You are asked to filter the data below and copy every line holding "United".
___ DATA FOR REVIEW ___
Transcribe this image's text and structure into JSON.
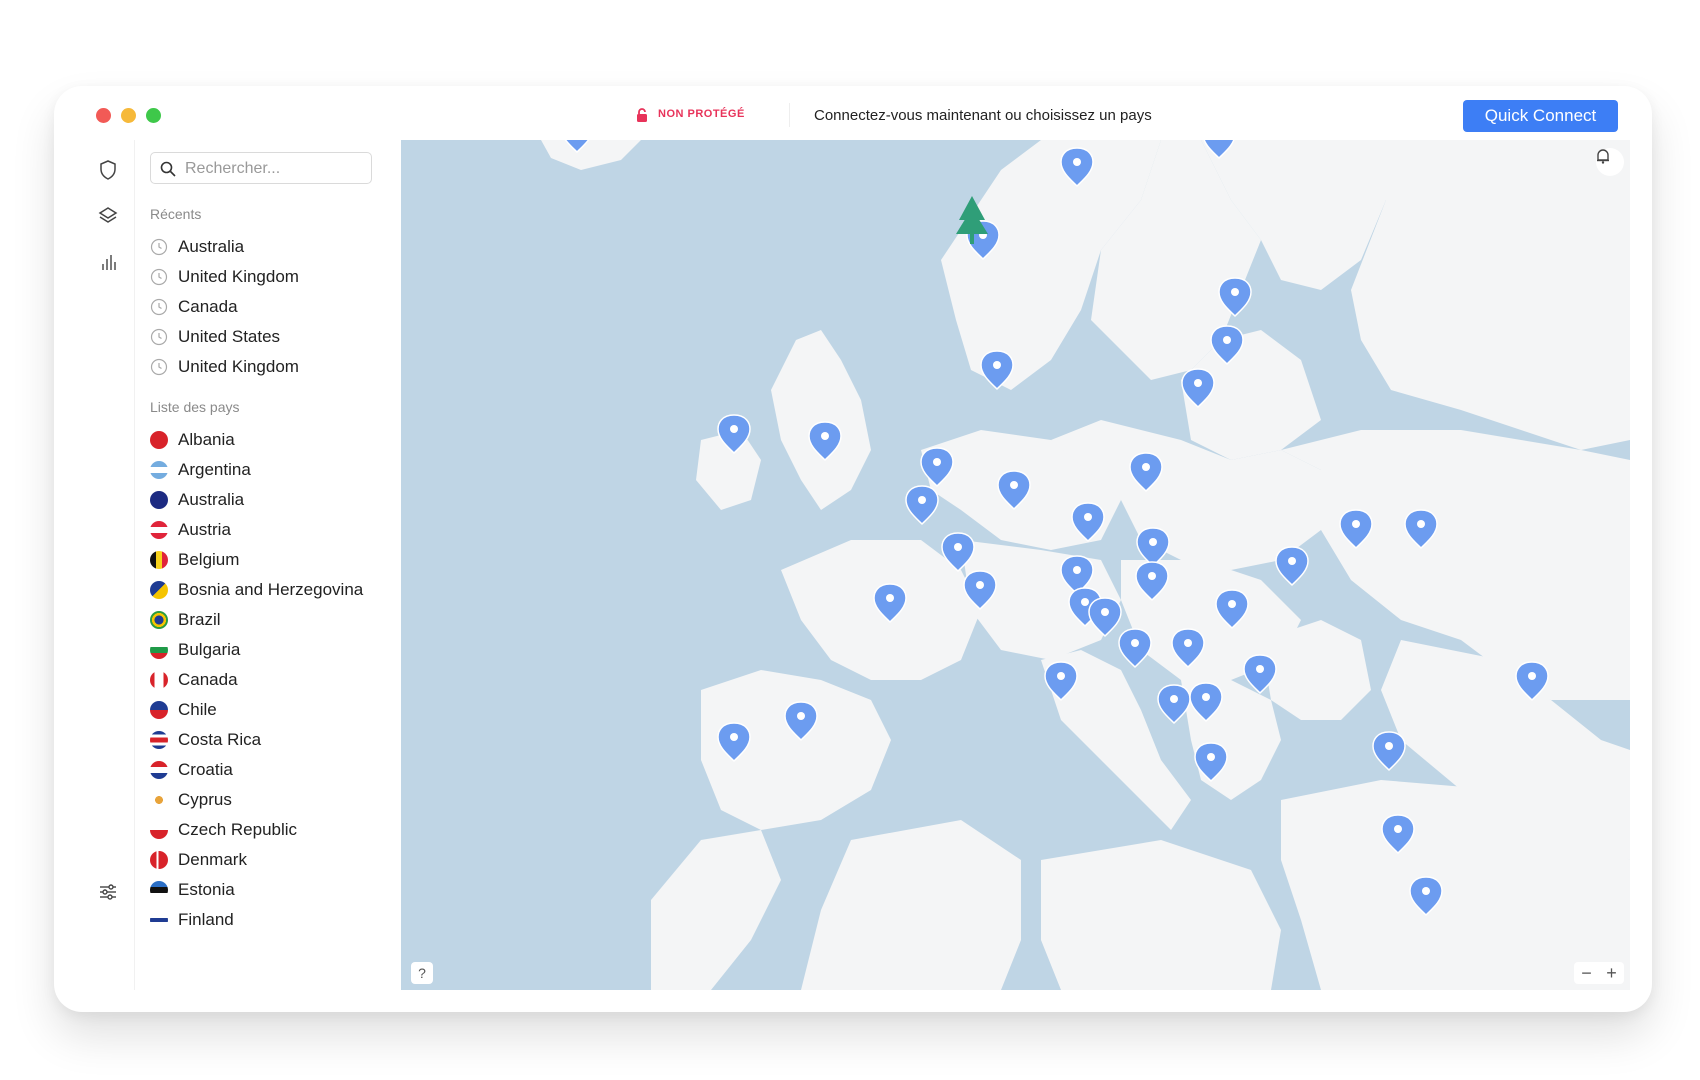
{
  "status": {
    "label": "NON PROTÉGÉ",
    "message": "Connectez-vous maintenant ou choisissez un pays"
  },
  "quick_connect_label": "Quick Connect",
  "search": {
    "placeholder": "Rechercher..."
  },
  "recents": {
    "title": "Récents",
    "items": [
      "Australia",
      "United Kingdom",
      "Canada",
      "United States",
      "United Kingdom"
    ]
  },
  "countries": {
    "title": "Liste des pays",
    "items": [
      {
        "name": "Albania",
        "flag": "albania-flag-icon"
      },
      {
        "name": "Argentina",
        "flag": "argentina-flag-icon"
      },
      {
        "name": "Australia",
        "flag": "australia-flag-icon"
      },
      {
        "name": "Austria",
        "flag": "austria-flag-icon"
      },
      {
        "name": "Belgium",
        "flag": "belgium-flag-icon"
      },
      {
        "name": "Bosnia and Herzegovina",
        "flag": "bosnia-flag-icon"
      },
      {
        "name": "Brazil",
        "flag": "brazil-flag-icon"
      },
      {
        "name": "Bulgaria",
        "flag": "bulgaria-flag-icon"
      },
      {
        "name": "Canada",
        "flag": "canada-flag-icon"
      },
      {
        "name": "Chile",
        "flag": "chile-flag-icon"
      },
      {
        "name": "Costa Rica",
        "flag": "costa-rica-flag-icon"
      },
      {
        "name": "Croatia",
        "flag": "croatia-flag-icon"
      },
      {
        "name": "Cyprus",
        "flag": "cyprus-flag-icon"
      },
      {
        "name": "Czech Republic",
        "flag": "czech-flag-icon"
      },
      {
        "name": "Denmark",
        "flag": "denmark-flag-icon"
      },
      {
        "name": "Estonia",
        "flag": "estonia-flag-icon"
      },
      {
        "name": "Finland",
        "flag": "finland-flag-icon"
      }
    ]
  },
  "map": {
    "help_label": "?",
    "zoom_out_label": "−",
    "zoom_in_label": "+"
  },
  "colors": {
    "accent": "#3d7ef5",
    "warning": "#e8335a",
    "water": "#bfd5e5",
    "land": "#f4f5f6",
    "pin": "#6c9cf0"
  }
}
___
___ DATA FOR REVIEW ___
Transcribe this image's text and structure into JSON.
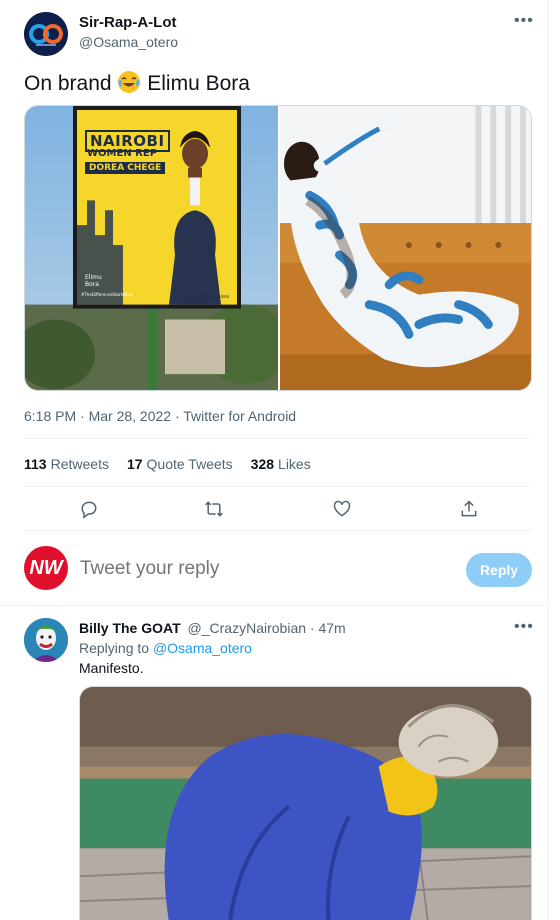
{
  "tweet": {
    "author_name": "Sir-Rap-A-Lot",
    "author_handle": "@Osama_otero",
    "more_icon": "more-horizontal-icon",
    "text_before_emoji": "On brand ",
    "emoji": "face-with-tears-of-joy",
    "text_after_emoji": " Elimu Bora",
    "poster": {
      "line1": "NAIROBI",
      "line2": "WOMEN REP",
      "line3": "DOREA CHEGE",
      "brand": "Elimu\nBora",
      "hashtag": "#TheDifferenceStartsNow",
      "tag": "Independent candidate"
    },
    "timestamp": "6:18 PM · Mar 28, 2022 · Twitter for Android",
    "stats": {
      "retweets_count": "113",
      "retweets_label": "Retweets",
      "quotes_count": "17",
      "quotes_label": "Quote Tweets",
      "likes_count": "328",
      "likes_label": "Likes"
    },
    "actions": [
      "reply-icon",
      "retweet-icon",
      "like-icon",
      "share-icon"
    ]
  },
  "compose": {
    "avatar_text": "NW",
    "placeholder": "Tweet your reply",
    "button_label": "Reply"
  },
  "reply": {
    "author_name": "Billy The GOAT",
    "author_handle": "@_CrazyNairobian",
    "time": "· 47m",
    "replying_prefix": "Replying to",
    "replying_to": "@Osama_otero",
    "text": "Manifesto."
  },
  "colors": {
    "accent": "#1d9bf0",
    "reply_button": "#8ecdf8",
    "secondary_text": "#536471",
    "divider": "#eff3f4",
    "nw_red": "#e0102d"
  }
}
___
# RESPONSE TO THE TASK:
      "United Kingdom",
      "United States",
      "United Kingdom"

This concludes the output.